Providing practical information to help you protect your farm from biosecurity risks

Avoiding the effects of spray drift

February 5, 2016

Tractor sprayingWhenever crops are sprayed to control pests or weeds there’s a risk that the spray may affect crops other than the target. It’s recently been estimated that 20 per cent of the cotton crop in NSW and Queensland last year suffered from sprays intended for other crops.

The reason why so much off-target damage occurred this year is not yet established. Equipment can make a difference to the amount of spray drift – for example the choice of nozzle and rate of application – and weather conditions can also play a part.

The fate of chemicals applied as sprays is determined by factors such as wind speed and direction, temperature and humidity and atmospheric stability.

Nick Woods, Program Manager at Plant Health Australia, says that weather conditions can cause dispersal of spray upwards into the atmosphere or, alternatively, concentrate off-target deposition at ground level.

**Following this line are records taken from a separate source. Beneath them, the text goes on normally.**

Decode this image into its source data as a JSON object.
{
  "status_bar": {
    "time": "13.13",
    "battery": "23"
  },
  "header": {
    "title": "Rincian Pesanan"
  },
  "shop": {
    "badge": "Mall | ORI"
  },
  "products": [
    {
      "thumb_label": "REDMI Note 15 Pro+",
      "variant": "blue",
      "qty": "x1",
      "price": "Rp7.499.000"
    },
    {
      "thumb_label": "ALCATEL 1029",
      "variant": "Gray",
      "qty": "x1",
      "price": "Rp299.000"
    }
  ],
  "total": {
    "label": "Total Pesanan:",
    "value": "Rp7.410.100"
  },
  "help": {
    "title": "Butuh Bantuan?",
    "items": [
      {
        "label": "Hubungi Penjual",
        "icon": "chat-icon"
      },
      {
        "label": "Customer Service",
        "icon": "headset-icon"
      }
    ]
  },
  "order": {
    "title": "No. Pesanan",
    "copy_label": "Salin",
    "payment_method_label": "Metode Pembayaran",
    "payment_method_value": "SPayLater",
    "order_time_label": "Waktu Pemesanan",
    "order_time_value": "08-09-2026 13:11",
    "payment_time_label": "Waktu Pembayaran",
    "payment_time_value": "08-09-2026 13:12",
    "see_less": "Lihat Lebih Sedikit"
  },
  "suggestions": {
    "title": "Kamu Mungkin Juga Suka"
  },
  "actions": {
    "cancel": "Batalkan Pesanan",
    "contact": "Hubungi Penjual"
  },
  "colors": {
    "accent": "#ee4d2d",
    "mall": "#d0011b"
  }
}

“Spraying when it is very windy can clearly cause problems with spray drift. But another is when there is a surface temperature inversion layer, often when there is no wind present,” said Nick.

“But it can be difficult to judge when an inversion layer is present,” he added.

If the sky is clear at night, the ground can lose heat rapidly. Air close to the ground becomes cooler than air above.

“Since this is opposite to the normal condition, it’s called a temperature inversion.”

Spraying should be avoided under these conditions since small droplets are capable of remaining airborne for some time (under inversion conditions) and can cause severe damage several kilometres away from the sprayed area.

“Choosing the right time to spray and when not to spray to avoid damaging your own or neighbours’ crop takes some thought,” advised Nick.

“In terms of wind, it’s best to spray when there is a light breeze between about 3 and 15 km/hour, blowing away from susceptible areas. It also helps to know your property and where drift is most likely to occur.”

“If you know where cold air flows in winter, such as in a valley, or where fog may form or settle during the night, this is likely to be an area affected by spray drift when there is an inversion layer.”

A number of techniques are available to reduce the downwind impact of spray drift such as establishing buffer zones, using the right nozzle, release height and spray pressure.

“It’s worth doing a refresher course for appropriate methods to make sure you are not wasting money on unnecessary spraying and to limit spray drift,” said Nick.

Chemcert offers training courses in spray drift management. Some industries also provide training to their members. Check with your industry to see what’s available in your area.

Movement of airborne droplets

Possible movement of airborne droplets in surface temperature inversion conditions. Source: GRDC


Links

The first section of the booklet Spray drift management: principles, strategies and supporting information
provides a basic guide on spray management. (CSIRO Publishing)

Surface temperature inversions and spraying: The influence of surface temperature inversions on spray operations (GRDC fact sheet)

Chemcert training